Inventory is a particularly tricky problem, largely because the entirety of inventory has grown through time. Networks have been built over multiple generations, each of which requires new technology (and hence new equipment and infrastructure), to enable different kinds of service (often for the same customers, in parallel), as well as to extend to logical and virtual assets that are delivered over these physical layers. As a result, many operators have complex records of their inventory, that are not unified.
Of course, different vendor solutions store their own data and, yes, that’s essential for their effective operation and for assurance, but they also need to share that data. Worse, for historic reasons, some records have been created manually, so the data relating to some systems resides in spreadsheets or in similar reports. Such records cannot be included in process automation activities.
As a result, data is everywhere – but not necessarily where it’s needed. What’s needed is a single repository of all key network inventory data that can be used to support operational processes and performance assurance, as well as to unlock new levels of automation. We need one master telecom inventory database – to rule them all.

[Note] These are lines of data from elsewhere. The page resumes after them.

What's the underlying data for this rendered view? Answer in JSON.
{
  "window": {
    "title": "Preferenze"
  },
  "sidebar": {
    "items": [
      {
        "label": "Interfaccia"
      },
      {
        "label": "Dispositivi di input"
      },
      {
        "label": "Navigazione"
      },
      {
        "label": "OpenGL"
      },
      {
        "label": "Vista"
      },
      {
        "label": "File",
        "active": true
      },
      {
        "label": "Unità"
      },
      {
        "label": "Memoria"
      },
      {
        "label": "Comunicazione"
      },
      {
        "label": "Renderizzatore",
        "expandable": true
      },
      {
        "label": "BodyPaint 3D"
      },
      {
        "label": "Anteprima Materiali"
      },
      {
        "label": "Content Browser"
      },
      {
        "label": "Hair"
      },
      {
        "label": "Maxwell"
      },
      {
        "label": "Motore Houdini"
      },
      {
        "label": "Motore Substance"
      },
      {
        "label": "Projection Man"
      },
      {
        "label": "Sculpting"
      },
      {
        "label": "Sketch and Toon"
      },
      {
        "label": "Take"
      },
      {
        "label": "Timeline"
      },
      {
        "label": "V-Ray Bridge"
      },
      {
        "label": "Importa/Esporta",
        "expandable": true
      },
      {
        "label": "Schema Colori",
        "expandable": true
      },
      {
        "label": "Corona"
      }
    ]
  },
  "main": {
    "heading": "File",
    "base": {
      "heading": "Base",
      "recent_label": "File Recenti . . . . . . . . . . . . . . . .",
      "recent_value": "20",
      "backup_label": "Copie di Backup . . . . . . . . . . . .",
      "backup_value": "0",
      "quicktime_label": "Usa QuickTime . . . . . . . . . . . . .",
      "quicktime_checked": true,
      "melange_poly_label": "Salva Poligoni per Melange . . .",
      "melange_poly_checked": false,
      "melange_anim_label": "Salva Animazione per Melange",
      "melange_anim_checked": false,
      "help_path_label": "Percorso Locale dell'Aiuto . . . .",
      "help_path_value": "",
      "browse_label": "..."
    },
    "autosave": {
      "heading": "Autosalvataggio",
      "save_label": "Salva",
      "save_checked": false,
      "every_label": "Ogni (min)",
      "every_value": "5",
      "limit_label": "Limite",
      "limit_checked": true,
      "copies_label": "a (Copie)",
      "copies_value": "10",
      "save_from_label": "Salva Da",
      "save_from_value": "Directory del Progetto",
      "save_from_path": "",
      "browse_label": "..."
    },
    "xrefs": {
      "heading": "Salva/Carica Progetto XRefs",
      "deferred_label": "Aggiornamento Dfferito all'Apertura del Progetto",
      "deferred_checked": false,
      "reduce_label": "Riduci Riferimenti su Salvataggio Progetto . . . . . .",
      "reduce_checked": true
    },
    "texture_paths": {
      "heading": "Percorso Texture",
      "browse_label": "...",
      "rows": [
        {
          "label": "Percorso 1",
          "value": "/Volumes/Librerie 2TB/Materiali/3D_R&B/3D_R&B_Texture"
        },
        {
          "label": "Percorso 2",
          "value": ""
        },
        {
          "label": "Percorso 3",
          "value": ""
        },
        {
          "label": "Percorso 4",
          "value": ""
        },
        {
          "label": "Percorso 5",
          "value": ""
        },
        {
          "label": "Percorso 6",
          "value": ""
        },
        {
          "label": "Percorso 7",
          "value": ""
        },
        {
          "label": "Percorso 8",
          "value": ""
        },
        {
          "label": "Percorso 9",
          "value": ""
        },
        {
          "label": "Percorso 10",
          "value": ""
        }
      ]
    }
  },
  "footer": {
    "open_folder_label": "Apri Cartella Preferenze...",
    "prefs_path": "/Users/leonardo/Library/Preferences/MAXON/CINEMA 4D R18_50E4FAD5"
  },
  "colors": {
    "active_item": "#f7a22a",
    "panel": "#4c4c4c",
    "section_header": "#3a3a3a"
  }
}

How do you create a unified telecom inventory database? Federate and consolidate
To achieve this, there are several approaches. First, federation provides a useful bridge. That is, we can create a means of extracting data when needed (and retaining it) but providing a single window through which this data can be obtained. The data remains where it is, but instead of corresponding directly with each system from every other system, all requests are made to the federation engine – it’s a sort of middleware approach. And it works – but it’s still not ideal.
The ideal is to extract all relevant data and to store it in the master telecom inventory database, which then provides an accurate repository of everything that’s needed by other system, eliminating multiple records and any legacy manual reports. This eliminates the need for the federation platform to constantly check and refer to other systems each time a request for inventory information is made. Such a master database should also be accessible via APIs, so that it can deliver what’s needed, when it’s needed – supporting efforts to automate processes. Essentially, it consolidates all information, into a single repository.
Of course, this database needs to be maintained, so one task for this master, consolidated inventory database is to ensure that it stays updated, automatically, by registering changes and adjusting accordingly, based on scheduled and real-time updates and data retrieval from the other systems: we can maintain data elsewhere, but we can also ensure that the master inventory record is accurate at any given moment.
Do you suffer from data scatter? Let VC4 help
But the fact is that many networks are some way from either approach. The data is there, but it hasn’t yet been federated or consolidated. As a result, operators lack this single view and cannot expose it to functions and processes that can benefit from it.
If this sounds like your situation and if ‘data scatter’ is a familiar problem, we can help. We can provide you with a pathway to comprehensive data consolidation, via federation if you like, with the end result a complete, integrated telecom inventory database that is constantly updated, providing you with the information you need to support your evolution and transformation.
Why don’t we take a look at your position and show you how we can solve the data scatter problem and provide you with the master telecom inventory database to rule them all that you need for your future operations?